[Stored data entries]
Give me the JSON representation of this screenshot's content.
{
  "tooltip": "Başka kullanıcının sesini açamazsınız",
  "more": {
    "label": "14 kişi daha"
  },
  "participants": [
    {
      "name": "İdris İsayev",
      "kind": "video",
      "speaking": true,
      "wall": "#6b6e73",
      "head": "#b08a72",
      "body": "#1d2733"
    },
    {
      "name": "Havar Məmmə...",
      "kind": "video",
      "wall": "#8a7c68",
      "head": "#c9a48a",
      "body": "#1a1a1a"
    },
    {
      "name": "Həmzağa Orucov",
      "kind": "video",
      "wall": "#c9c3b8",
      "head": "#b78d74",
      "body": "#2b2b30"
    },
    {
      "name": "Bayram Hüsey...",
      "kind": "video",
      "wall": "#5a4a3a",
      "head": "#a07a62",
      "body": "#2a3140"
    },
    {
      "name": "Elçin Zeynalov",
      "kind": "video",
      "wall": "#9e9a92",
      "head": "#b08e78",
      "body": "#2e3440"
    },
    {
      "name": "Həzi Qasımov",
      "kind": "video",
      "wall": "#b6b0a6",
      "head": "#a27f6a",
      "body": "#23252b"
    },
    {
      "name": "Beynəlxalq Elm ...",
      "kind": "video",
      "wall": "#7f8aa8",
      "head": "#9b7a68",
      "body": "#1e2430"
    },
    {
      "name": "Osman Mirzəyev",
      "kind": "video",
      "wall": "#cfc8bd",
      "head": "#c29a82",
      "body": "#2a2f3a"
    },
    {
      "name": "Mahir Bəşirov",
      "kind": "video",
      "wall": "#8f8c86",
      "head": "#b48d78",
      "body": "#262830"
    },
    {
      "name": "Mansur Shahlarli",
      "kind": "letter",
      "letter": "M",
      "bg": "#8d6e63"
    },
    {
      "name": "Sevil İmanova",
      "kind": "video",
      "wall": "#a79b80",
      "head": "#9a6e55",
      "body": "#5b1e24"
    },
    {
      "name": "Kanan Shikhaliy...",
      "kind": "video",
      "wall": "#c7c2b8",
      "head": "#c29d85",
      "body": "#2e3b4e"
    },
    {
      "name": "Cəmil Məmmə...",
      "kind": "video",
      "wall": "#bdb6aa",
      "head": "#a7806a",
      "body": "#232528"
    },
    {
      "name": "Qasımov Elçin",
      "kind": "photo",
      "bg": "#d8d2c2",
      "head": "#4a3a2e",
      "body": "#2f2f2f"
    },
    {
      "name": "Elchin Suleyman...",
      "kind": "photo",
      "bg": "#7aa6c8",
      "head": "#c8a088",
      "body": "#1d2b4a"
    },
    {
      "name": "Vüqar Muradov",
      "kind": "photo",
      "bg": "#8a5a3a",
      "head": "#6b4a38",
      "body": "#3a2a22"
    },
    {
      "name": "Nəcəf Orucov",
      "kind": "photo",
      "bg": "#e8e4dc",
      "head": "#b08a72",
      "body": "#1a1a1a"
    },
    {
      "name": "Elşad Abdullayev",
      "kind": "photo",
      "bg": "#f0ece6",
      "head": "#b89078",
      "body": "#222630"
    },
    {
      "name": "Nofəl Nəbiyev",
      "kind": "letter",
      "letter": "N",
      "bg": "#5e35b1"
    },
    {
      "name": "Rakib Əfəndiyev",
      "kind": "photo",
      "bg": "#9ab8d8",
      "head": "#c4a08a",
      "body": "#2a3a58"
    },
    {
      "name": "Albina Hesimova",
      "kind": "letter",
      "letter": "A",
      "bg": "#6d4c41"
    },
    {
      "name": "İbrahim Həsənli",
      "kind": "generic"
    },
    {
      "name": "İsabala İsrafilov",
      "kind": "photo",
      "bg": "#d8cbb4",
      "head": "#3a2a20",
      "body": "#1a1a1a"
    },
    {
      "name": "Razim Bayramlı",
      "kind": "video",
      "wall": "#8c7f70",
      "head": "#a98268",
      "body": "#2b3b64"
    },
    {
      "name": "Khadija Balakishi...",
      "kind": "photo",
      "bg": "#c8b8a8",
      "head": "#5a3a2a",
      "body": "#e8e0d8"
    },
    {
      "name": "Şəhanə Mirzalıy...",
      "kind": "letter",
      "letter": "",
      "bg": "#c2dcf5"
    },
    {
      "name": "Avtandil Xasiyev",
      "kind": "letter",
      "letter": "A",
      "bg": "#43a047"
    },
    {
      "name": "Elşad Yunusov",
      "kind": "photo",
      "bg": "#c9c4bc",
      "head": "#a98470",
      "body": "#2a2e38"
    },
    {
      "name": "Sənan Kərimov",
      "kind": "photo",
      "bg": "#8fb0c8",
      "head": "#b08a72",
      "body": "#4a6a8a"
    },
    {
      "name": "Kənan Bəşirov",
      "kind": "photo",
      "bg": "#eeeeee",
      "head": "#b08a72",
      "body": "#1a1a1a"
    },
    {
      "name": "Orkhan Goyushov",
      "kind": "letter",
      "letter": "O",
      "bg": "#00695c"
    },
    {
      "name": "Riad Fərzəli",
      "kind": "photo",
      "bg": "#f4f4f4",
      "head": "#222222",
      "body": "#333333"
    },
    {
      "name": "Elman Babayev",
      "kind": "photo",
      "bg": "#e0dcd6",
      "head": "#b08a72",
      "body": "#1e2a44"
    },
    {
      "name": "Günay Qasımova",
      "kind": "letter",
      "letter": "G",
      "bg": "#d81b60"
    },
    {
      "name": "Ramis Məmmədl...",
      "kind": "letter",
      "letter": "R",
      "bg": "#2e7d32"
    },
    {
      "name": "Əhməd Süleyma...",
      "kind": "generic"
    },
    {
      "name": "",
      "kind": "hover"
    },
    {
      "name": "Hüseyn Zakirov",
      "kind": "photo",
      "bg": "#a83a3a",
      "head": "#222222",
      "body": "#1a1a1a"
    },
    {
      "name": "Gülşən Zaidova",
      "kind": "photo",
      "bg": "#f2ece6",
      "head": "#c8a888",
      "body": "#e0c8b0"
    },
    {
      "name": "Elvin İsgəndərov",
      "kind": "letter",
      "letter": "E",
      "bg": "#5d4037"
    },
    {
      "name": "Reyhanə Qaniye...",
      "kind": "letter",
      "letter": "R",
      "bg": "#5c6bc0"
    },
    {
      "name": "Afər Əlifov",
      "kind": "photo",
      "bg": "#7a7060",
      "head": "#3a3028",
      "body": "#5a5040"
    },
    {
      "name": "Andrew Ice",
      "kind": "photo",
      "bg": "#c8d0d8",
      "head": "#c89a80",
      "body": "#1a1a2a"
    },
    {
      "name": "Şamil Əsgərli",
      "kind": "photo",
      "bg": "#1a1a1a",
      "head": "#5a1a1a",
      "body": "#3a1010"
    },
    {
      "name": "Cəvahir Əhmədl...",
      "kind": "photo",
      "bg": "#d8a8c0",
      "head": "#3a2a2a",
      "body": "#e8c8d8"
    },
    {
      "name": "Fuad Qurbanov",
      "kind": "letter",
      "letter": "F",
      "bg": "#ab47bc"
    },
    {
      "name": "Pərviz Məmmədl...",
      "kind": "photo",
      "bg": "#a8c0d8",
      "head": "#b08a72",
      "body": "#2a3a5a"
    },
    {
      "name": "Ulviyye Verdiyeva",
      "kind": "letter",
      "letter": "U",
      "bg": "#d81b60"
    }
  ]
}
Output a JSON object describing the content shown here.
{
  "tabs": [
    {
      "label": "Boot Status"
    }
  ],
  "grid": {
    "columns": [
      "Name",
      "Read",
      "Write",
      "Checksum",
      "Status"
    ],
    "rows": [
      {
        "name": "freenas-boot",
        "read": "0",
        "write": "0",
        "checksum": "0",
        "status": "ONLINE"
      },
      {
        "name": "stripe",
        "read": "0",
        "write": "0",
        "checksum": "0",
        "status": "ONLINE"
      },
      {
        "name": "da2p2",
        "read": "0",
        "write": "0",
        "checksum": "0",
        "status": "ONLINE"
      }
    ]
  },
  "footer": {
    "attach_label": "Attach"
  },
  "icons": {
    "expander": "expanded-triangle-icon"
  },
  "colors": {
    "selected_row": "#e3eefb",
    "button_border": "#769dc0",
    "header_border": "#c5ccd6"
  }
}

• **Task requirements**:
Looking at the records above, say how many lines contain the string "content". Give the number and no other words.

• **Result of this exercise**:
2